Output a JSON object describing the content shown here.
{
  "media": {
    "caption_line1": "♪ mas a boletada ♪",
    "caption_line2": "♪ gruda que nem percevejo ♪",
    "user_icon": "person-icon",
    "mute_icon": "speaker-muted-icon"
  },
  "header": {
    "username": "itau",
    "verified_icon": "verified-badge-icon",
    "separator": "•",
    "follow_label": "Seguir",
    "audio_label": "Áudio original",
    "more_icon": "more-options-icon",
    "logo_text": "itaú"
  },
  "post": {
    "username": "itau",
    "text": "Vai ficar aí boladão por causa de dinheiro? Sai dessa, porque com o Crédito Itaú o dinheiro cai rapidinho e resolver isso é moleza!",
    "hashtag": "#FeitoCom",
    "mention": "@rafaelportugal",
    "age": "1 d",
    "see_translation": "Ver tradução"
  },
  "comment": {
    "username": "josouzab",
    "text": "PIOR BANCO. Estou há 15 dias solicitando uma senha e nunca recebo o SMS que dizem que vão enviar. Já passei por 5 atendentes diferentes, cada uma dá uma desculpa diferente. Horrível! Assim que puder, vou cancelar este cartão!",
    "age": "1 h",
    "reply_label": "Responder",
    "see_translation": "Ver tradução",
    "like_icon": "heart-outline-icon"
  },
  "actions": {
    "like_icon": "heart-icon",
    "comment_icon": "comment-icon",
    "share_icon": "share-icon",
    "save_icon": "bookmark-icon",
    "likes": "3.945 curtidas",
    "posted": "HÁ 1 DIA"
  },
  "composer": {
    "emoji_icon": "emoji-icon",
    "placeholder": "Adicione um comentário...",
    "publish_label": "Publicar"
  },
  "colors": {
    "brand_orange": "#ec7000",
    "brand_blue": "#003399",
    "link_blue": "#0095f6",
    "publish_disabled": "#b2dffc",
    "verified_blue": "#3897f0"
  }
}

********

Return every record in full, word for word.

## Reply
Output a JSON object describing the content shown here.
{
  "media": {
    "caption_line1": "♪ mas a boletada ♪",
    "caption_line2": "♪ gruda que nem percevejo ♪",
    "user_icon": "person-icon",
    "mute_icon": "speaker-muted-icon"
  },
  "header": {
    "username": "itau",
    "verified_icon": "verified-badge-icon",
    "separator": "•",
    "follow_label": "Seguir",
    "audio_label": "Áudio original",
    "more_icon": "more-options-icon",
    "logo_text": "itaú"
  },
  "post": {
    "username": "itau",
    "text": "Vai ficar aí boladão por causa de dinheiro? Sai dessa, porque com o Crédito Itaú o dinheiro cai rapidinho e resolver isso é moleza!",
    "hashtag": "#FeitoCom",
    "mention": "@rafaelportugal",
    "age": "1 d",
    "see_translation": "Ver tradução"
  },
  "comment": {
    "username": "josouzab",
    "text": "PIOR BANCO. Estou há 15 dias solicitando uma senha e nunca recebo o SMS que dizem que vão enviar. Já passei por 5 atendentes diferentes, cada uma dá uma desculpa diferente. Horrível! Assim que puder, vou cancelar este cartão!",
    "age": "1 h",
    "reply_label": "Responder",
    "see_translation": "Ver tradução",
    "like_icon": "heart-outline-icon"
  },
  "actions": {
    "like_icon": "heart-icon",
    "comment_icon": "comment-icon",
    "share_icon": "share-icon",
    "save_icon": "bookmark-icon",
    "likes": "3.945 curtidas",
    "posted": "HÁ 1 DIA"
  },
  "composer": {
    "emoji_icon": "emoji-icon",
    "placeholder": "Adicione um comentário...",
    "publish_label": "Publicar"
  },
  "colors": {
    "brand_orange": "#ec7000",
    "brand_blue": "#003399",
    "link_blue": "#0095f6",
    "publish_disabled": "#b2dffc",
    "verified_blue": "#3897f0"
  }
}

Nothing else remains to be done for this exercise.